>>

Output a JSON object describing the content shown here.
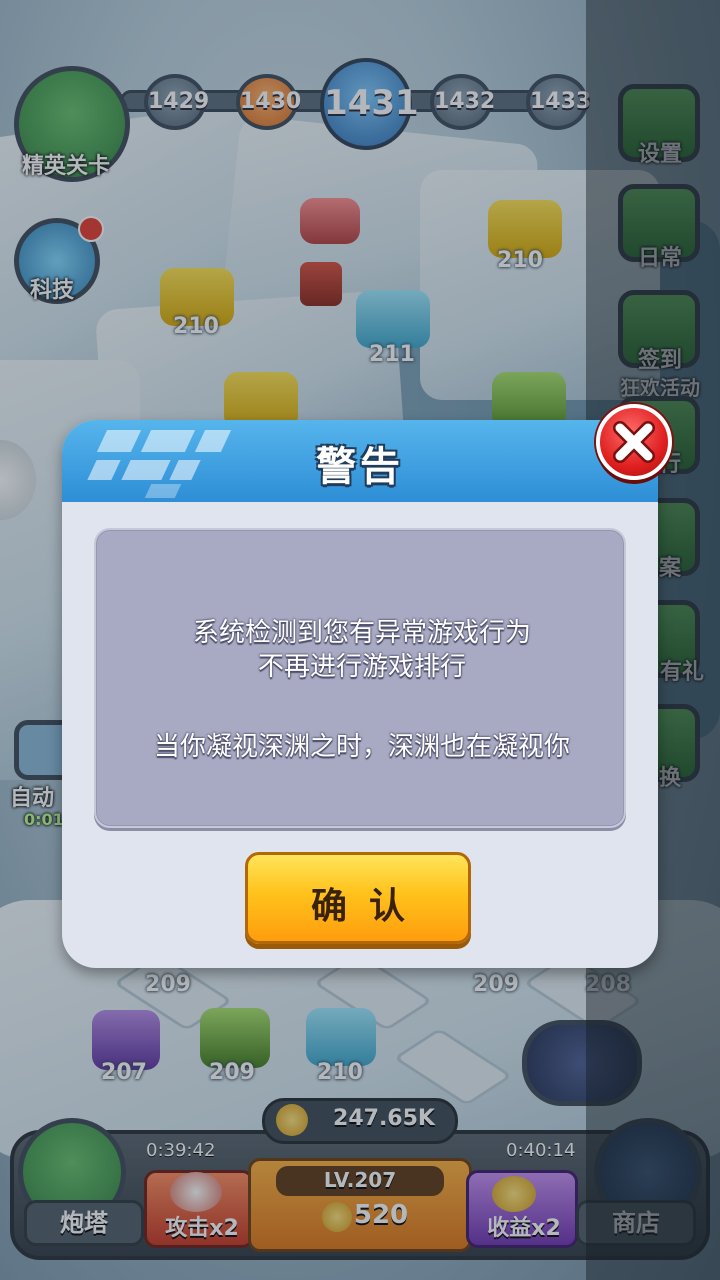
{
  "game": {
    "level_track": [
      "1429",
      "1430",
      "1431",
      "1432",
      "1433"
    ],
    "current_level": "1431",
    "left_buttons": {
      "elite_stage": "精英关卡",
      "tech": "科技",
      "auto": "自动",
      "auto_value": "0:01"
    },
    "right_menu": [
      "设置",
      "日常",
      "签到",
      "狂欢活动",
      "行",
      "案",
      "有礼",
      "换"
    ],
    "turret_levels": {
      "field": [
        "210",
        "210",
        "211"
      ],
      "bottom_row": [
        "209",
        "209",
        "208"
      ],
      "slots": [
        "207",
        "209",
        "210"
      ]
    },
    "hud": {
      "gold": "247.65K",
      "timer_left": "0:39:42",
      "timer_right": "0:40:14",
      "level": "LV.207",
      "coin_cost": "520",
      "tower": "炮塔",
      "attack": "攻击x2",
      "income": "收益x2",
      "shop": "商店"
    }
  },
  "dialog": {
    "title": "警告",
    "message_line1": "系统检测到您有异常游戏行为",
    "message_line2": "不再进行游戏排行",
    "message_line3": "当你凝视深渊之时，深渊也在凝视你",
    "confirm_label": "确认",
    "close_icon": "close-x-icon"
  },
  "colors": {
    "header_blue": "#2e8ed6",
    "panel_gray": "#a8a9c3",
    "button_yellow": "#ffc21c",
    "close_red": "#e02020"
  }
}
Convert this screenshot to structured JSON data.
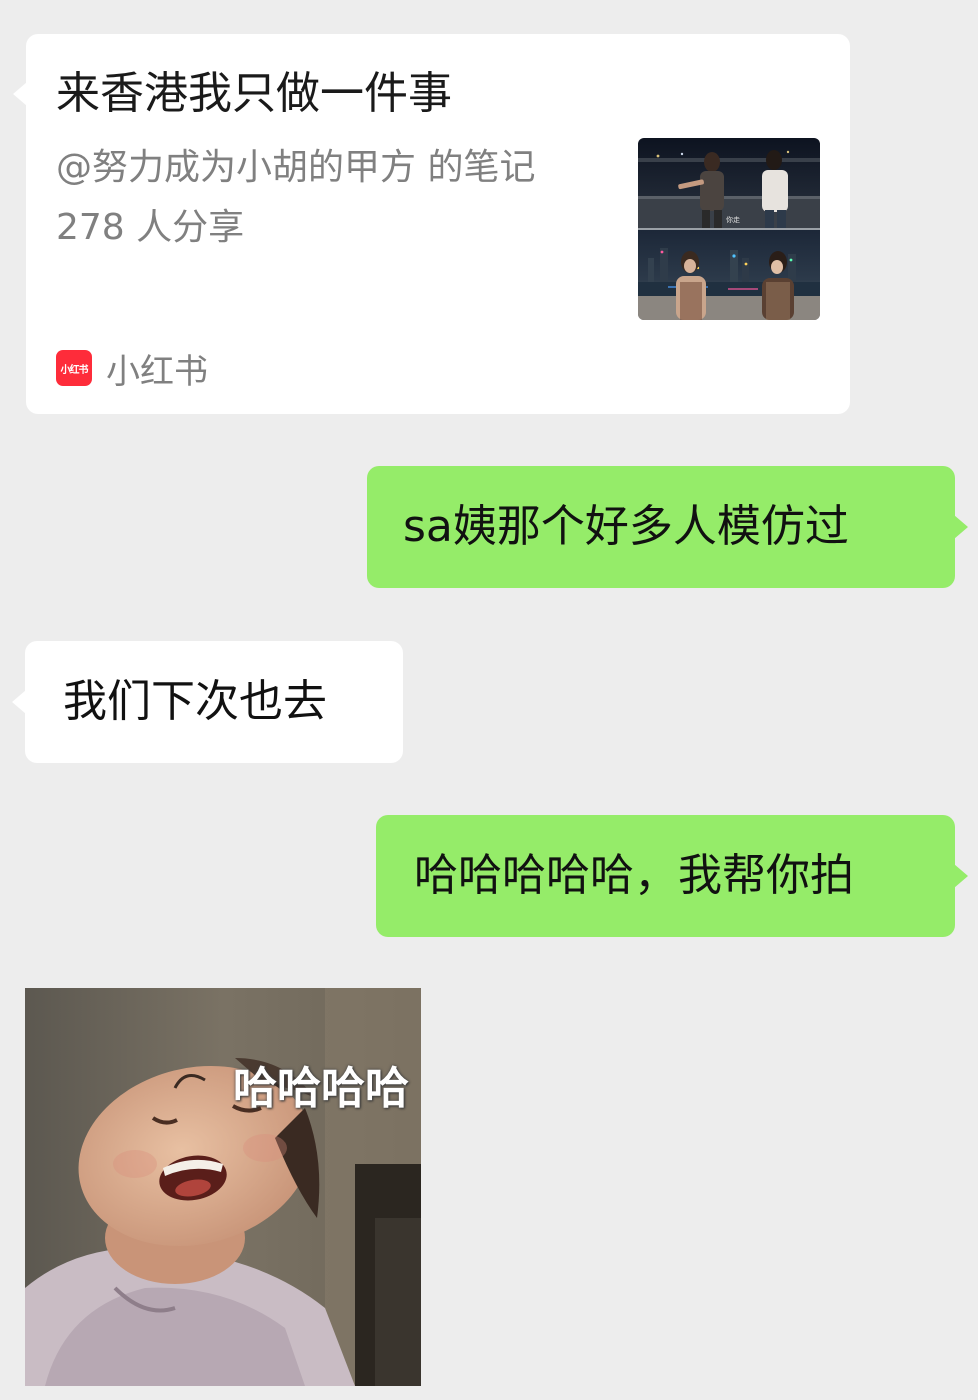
{
  "link_card": {
    "title": "来香港我只做一件事",
    "author_line": "@努力成为小胡的甲方 的笔记",
    "share_count": "278 人分享",
    "source_logo_text": "小红书",
    "source_name": "小红书",
    "thumb_top_caption": "你走",
    "brand_color": "#fe2c3a"
  },
  "messages": [
    {
      "direction": "outgoing",
      "text": "sa姨那个好多人模仿过"
    },
    {
      "direction": "incoming",
      "text": "我们下次也去"
    },
    {
      "direction": "outgoing",
      "text": "哈哈哈哈哈，我帮你拍"
    }
  ],
  "sticker": {
    "caption": "哈哈哈哈"
  },
  "colors": {
    "background": "#ededed",
    "outgoing_bubble": "#95ec69",
    "incoming_bubble": "#ffffff"
  }
}
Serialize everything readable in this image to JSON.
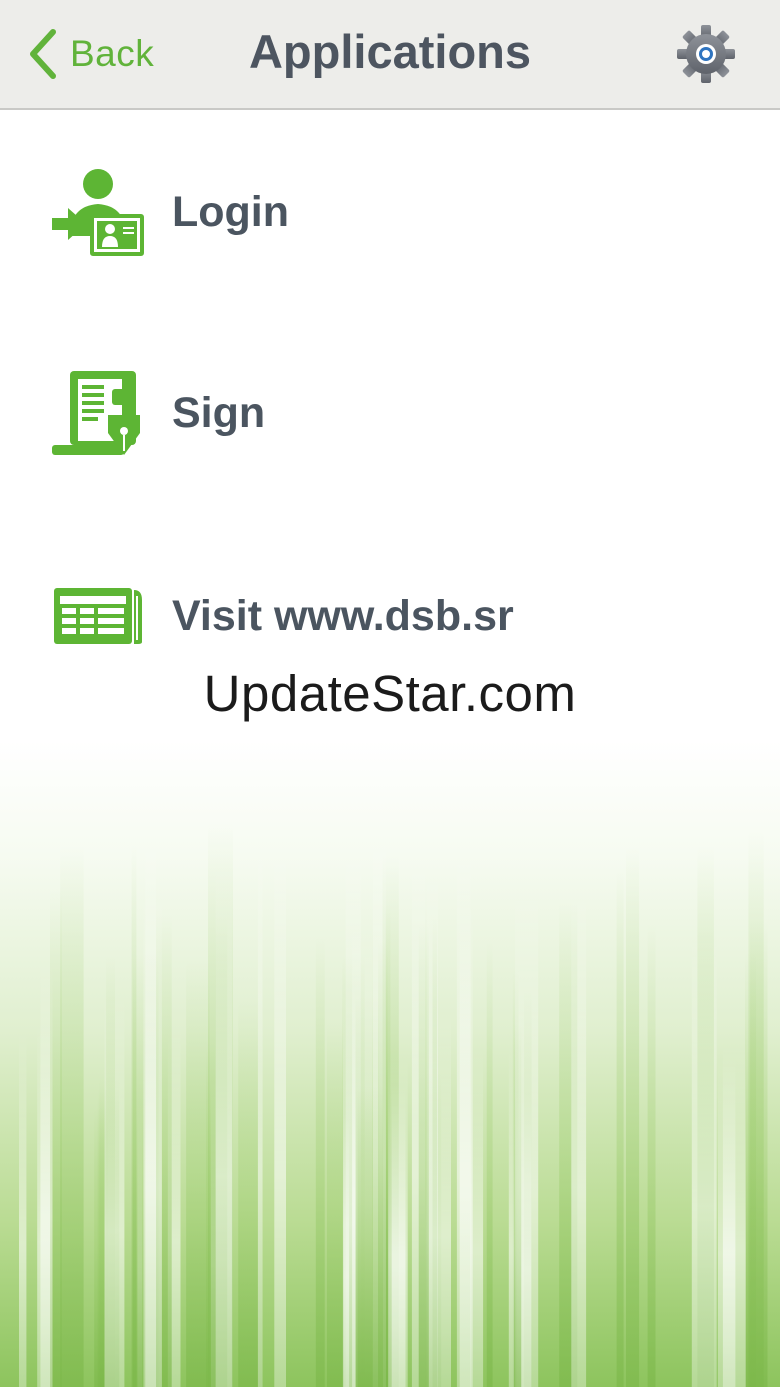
{
  "navbar": {
    "back_label": "Back",
    "title": "Applications",
    "back_icon": "chevron-left-icon",
    "settings_icon": "gear-icon"
  },
  "menu": {
    "items": [
      {
        "label": "Login",
        "icon": "login-user-icon"
      },
      {
        "label": "Sign",
        "icon": "sign-document-icon"
      },
      {
        "label": "Visit www.dsb.sr",
        "icon": "website-icon"
      }
    ]
  },
  "watermark": {
    "text": "UpdateStar.com"
  },
  "colors": {
    "accent": "#61b33b",
    "text": "#4b5560",
    "navbar_bg": "#ededea"
  }
}
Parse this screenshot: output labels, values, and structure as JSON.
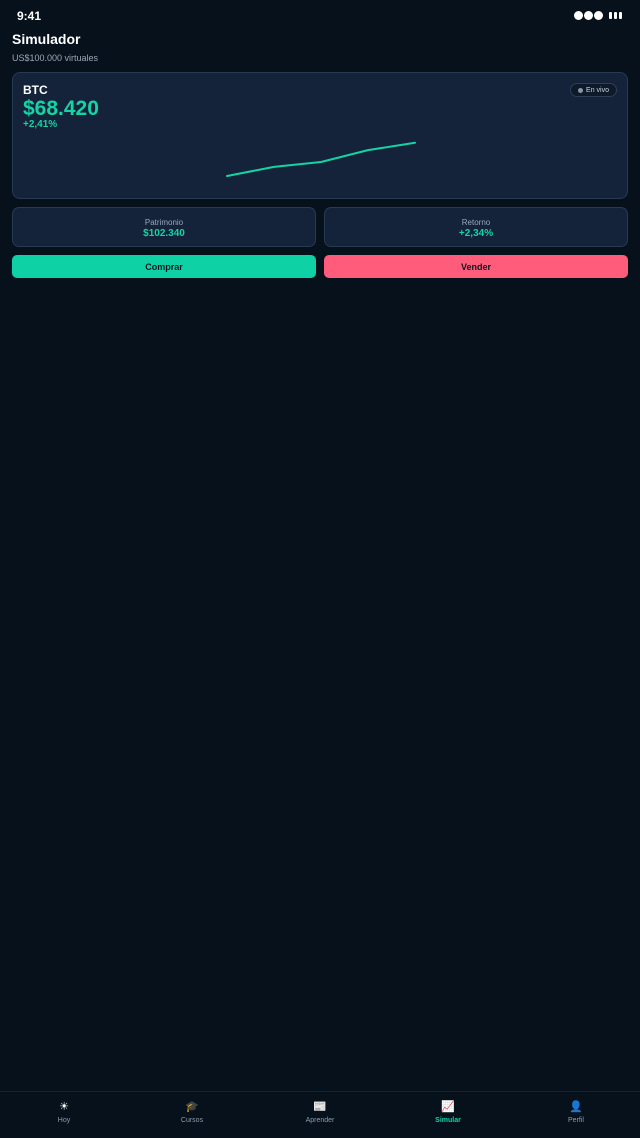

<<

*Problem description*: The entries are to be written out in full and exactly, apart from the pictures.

*Result*:
Output a JSON object describing the content shown here.
{
  "game": {
    "level_track": [
      "1429",
      "1430",
      "1431",
      "1432",
      "1433"
    ],
    "current_level": "1431",
    "left_buttons": {
      "elite_stage": "精英关卡",
      "tech": "科技",
      "auto": "自动",
      "auto_value": "0:01"
    },
    "right_menu": [
      "设置",
      "日常",
      "签到",
      "狂欢活动",
      "行",
      "案",
      "有礼",
      "换"
    ],
    "turret_levels": {
      "field": [
        "210",
        "210",
        "211"
      ],
      "bottom_row": [
        "209",
        "209",
        "208"
      ],
      "slots": [
        "207",
        "209",
        "210"
      ]
    },
    "hud": {
      "gold": "247.65K",
      "timer_left": "0:39:42",
      "timer_right": "0:40:14",
      "level": "LV.207",
      "coin_cost": "520",
      "tower": "炮塔",
      "attack": "攻击x2",
      "income": "收益x2",
      "shop": "商店"
    }
  },
  "dialog": {
    "title": "警告",
    "message_line1": "系统检测到您有异常游戏行为",
    "message_line2": "不再进行游戏排行",
    "message_line3": "当你凝视深渊之时，深渊也在凝视你",
    "confirm_label": "确认",
    "close_icon": "close-x-icon"
  },
  "colors": {
    "header_blue": "#2e8ed6",
    "panel_gray": "#a8a9c3",
    "button_yellow": "#ffc21c",
    "close_red": "#e02020"
  }
}
Convert this screenshot to structured JSON data.
{
  "link_card": {
    "title": "来香港我只做一件事",
    "author_line": "@努力成为小胡的甲方 的笔记",
    "share_count": "278 人分享",
    "source_logo_text": "小红书",
    "source_name": "小红书",
    "thumb_top_caption": "你走",
    "brand_color": "#fe2c3a"
  },
  "messages": [
    {
      "direction": "outgoing",
      "text": "sa姨那个好多人模仿过"
    },
    {
      "direction": "incoming",
      "text": "我们下次也去"
    },
    {
      "direction": "outgoing",
      "text": "哈哈哈哈哈，我帮你拍"
    }
  ],
  "sticker": {
    "caption": "哈哈哈哈"
  },
  "colors": {
    "background": "#ededed",
    "outgoing_bubble": "#95ec69",
    "incoming_bubble": "#ffffff"
  }
}
Serialize everything readable in this image to JSON.
{
  "navbar": {
    "back_label": "Back",
    "title": "Applications",
    "back_icon": "chevron-left-icon",
    "settings_icon": "gear-icon"
  },
  "menu": {
    "items": [
      {
        "label": "Login",
        "icon": "login-user-icon"
      },
      {
        "label": "Sign",
        "icon": "sign-document-icon"
      },
      {
        "label": "Visit www.dsb.sr",
        "icon": "website-icon"
      }
    ]
  },
  "watermark": {
    "text": "UpdateStar.com"
  },
  "colors": {
    "accent": "#61b33b",
    "text": "#4b5560",
    "navbar_bg": "#ededea"
  }
}
Parse this screenshot: output labels, values, and structure as JSON.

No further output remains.